**What the task requires:** Say how many of the lines below include the word "ATTERRISSAGE", and write nothing else.

**Data extracts:**
········
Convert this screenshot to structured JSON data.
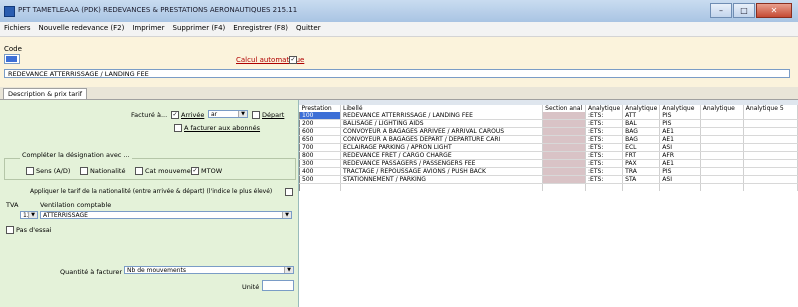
{
  "window": {
    "title": "PFT TAMETLEAAA (PDK) REDEVANCES & PRESTATIONS AERONAUTIQUES 215.11",
    "min_label": "–",
    "max_label": "□",
    "close_label": "✕"
  },
  "menu": [
    "Fichiers",
    "Nouvelle redevance (F2)",
    "Imprimer",
    "Supprimer (F4)",
    "Enregistrer (F8)",
    "Quitter"
  ],
  "form": {
    "code_label": "Code",
    "calcul_label": "Calcul automatique",
    "calcul_checked": "✓",
    "libelle_value": "REDEVANCE ATTERRISSAGE / LANDING FEE"
  },
  "tab_label": "Description & prix tarif",
  "left": {
    "facture_label": "Facturé à...",
    "arrivee_label": "Arrivée",
    "arrivee_checked": "✓",
    "arr_select": "ar",
    "depart_label": "Départ",
    "facturer_label": "A facturer aux abonnés",
    "group_title": "Compléter la désignation avec ...",
    "sens_label": "Sens (A/D)",
    "nationalite_label": "Nationalité",
    "cat_label": "Cat mouvement",
    "mtow_label": "MTOW",
    "mtow_checked": "✓",
    "appliquer_label": "Appliquer le tarif de la nationalité (entre arrivée & départ) (l'indice le plus élevé)",
    "tva_label": "TVA",
    "ventilation_label": "Ventilation comptable",
    "tva_value": "13",
    "ventilation_value": "ATTERRISSAGE",
    "pas_label": "Pas d'essai",
    "quantite_label": "Quantité à facturer",
    "quantite_value": "Nb de mouvements",
    "unite_label": "Unité"
  },
  "table": {
    "headers": [
      "Prestation",
      "Libellé",
      "Section anal",
      "Analytique",
      "Analytique",
      "Analytique",
      "Analytique",
      "Analytique 5"
    ],
    "rows": [
      [
        "100",
        "REDEVANCE ATTERRISSAGE / LANDING FEE",
        "",
        ":ETS:",
        "ATT",
        "PIS",
        "",
        ""
      ],
      [
        "200",
        "BALISAGE / LIGHTING AIDS",
        "",
        ":ETS:",
        "BAL",
        "PIS",
        "",
        ""
      ],
      [
        "600",
        "CONVOYEUR A BAGAGES ARRIVEE / ARRIVAL CAROUS",
        "",
        ":ETS:",
        "BAG",
        "AE1",
        "",
        ""
      ],
      [
        "650",
        "CONVOYEUR A BAGAGES DEPART / DEPARTURE CARI",
        "",
        ":ETS:",
        "BAG",
        "AE1",
        "",
        ""
      ],
      [
        "700",
        "ECLAIRAGE PARKING / APRON LIGHT",
        "",
        ":ETS:",
        "ECL",
        "ASI",
        "",
        ""
      ],
      [
        "800",
        "REDEVANCE FRET / CARGO CHARGE",
        "",
        ":ETS:",
        "FRT",
        "AFR",
        "",
        ""
      ],
      [
        "300",
        "REDEVANCE PASSAGERS / PASSENGERS FEE",
        "",
        ":ETS:",
        "PAX",
        "AE1",
        "",
        ""
      ],
      [
        "400",
        "TRACTAGE / REPOUSSAGE AVIONS / PUSH BACK",
        "",
        ":ETS:",
        "TRA",
        "PIS",
        "",
        ""
      ],
      [
        "500",
        "STATIONNEMENT / PARKING",
        "",
        ":ETS:",
        "STA",
        "ASI",
        "",
        ""
      ]
    ]
  }
}
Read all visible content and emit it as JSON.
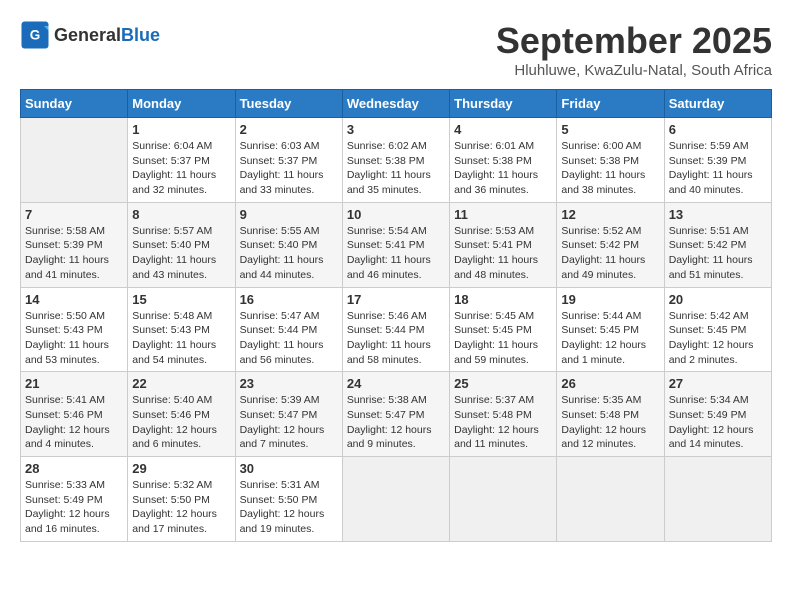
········
**Task response:** 3